Mr. Michael Spicer : As at December 1988 there were 166 licensed mines operating in Britain, employing just over 2,000 men. Information which shows whether these particular men have suffered significant injuries is not available. However, the major accident rates for licensed mines for the years for which information is available are as follows :
|c|Accident rates in licensed mines (for 1, 000 men)|c| |Number ---------------------- 1986-87 |21.90 1987-88 |21.60 1988-89 |13.3
Mr. Atkinson : To ask the Secretary of State for Energy which non- fossil fuel technologies the Government regard as sufficiently established to provide substantial generation in the United Kingdom on a time scale of 15 years.
Mr. Michael Spicer : Nuclear and hydro-electricity energy are both already making a substantial contribution to electricity generation in the United Kingdom and will continue to do so.
In addition, tidal and wind energy, landfill gas and the combustion of solid wastes have the potential to make a substantial contribution within 15 years.
Mr. Atkinson : To ask the Secretary of State for Energy (1) what is his policy on the role to be played by nuclear power in this country and abroad in helping to reduce and control the greenhouse effect ; and if he will make a statement ;
(2) if he is able to estimate the probable reduction per year in the level of carbon dioxide emissions, expressed in million tonnes, by substituting one pressurised water reactor for an equivalent capacity coal-fired station ;
Column 546(3) whether a United Kingdom pro-rata contribution to the reduction of carbon dioxide emissions by 20 per cent. of their 1988 levels, as called for in the Toronto conference statement to combat the greenhouse effect, could be met solely through Government-led energy conservation, the increased use of renewable energy sources and the novel coal burning technologies currently under development ; and if he will make a statement.

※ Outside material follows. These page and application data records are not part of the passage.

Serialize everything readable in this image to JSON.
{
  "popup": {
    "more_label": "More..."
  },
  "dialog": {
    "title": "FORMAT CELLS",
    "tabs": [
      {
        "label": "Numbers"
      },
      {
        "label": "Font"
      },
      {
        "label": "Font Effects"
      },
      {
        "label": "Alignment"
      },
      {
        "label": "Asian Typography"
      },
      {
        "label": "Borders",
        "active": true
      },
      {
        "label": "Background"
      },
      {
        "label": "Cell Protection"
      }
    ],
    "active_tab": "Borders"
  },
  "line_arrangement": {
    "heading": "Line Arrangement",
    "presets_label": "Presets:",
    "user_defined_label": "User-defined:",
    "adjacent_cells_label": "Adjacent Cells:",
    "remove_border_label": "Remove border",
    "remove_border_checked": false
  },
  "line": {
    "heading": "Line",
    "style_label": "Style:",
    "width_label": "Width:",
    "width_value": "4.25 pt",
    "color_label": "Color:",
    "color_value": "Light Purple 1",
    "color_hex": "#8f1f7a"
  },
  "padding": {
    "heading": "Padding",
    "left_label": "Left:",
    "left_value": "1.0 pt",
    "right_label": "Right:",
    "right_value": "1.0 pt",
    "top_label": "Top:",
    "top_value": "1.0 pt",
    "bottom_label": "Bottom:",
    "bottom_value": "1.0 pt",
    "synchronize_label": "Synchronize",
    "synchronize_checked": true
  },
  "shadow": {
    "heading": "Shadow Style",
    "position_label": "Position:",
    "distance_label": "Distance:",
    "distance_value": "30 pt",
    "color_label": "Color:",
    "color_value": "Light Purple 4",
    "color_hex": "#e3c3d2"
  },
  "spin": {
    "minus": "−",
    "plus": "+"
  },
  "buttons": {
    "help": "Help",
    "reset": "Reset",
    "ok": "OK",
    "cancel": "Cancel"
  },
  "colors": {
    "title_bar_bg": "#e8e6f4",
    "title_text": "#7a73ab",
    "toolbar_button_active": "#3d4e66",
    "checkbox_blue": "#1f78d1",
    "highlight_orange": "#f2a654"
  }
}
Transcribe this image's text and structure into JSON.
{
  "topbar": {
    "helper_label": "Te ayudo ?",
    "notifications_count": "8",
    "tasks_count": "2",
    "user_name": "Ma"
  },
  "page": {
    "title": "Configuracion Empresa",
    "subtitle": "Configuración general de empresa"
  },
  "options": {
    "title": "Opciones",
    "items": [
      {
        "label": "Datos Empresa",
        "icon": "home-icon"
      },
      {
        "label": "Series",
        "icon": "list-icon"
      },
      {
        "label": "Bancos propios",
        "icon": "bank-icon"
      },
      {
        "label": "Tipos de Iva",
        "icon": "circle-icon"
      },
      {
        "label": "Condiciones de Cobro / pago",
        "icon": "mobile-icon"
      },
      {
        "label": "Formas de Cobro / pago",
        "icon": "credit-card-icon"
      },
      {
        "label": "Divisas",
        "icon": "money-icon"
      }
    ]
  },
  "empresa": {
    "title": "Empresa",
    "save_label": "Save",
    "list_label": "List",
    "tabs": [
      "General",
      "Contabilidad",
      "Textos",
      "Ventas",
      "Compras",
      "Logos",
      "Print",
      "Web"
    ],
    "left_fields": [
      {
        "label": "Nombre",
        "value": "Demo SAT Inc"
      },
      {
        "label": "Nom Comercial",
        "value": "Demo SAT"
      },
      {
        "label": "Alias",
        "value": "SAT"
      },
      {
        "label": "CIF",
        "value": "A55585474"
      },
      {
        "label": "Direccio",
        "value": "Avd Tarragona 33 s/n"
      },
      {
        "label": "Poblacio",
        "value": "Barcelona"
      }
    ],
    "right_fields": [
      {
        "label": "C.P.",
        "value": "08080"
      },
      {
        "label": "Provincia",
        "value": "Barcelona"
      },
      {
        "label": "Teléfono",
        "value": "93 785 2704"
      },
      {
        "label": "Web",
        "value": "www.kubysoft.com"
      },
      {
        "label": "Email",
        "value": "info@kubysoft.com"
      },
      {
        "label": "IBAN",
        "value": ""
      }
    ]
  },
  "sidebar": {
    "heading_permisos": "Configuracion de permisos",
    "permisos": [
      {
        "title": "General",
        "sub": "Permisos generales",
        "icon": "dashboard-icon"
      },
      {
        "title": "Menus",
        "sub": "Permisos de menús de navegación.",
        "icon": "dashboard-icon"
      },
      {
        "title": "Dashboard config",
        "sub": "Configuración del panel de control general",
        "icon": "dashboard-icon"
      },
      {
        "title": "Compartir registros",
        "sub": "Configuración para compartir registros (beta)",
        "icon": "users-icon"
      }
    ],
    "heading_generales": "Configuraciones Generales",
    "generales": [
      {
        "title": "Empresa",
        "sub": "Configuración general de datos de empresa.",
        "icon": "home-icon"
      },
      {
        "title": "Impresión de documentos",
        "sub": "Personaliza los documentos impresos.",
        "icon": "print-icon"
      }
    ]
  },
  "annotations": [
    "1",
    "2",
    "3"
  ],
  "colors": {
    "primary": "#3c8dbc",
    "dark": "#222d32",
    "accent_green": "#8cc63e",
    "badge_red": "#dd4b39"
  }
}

Mr. Michael Spicer : Nuclear power is already making a significant contribution to curbing emissions of carbon dioxide both here and abroad and I believe that it has an important contribution to make as part of any future international response to the threat of manmade climate change. I estimate that in broad terms substitution of a large PWR for equivalent coal-fired generation might reduce carbon dioxide emissions by around 6 million tonnes a year.
The inter-governmental panel on climate change, to which the United Kingdom has given its full support, is currently conducting a wide-ranging review of the climate change issue ; it is therefore inappropriate to consider specific emission reduction targets at this time. It is likely, however, that any response would vary according to the economic and technical circumstances of individual countries and involve a wide range of measures including improved efficiency in both the supply and use of energy as well as moves toward less carbon-intensive fuels. My Department's policies for encouraging economic energy efficiency, the development of renewable energy sources, and diversity in supply are a firm basis for any future action.
Mr. Harris : To ask the Secretary of State for Energy if he will make a statement on the application offshore of the Health and Safety at Work etc. Act 1974.
Mr. Peter Morrison : An Order in Council has today been laid before Parliament, the main effect of which is to bring gas storage and accommodation installations, and mobile installations in transit, within the scope of the Health and Safety at Work etc. Act 1974. The general provisions of the 1974 Act were applied offshore in 1977. The Health and Safety at Work etc. Act 1974 (Application outside Great Britain) (Variation) Order 1989 brings the definitions of offshore installation and pipeline into line with those currently in force in other offshore safety legislation.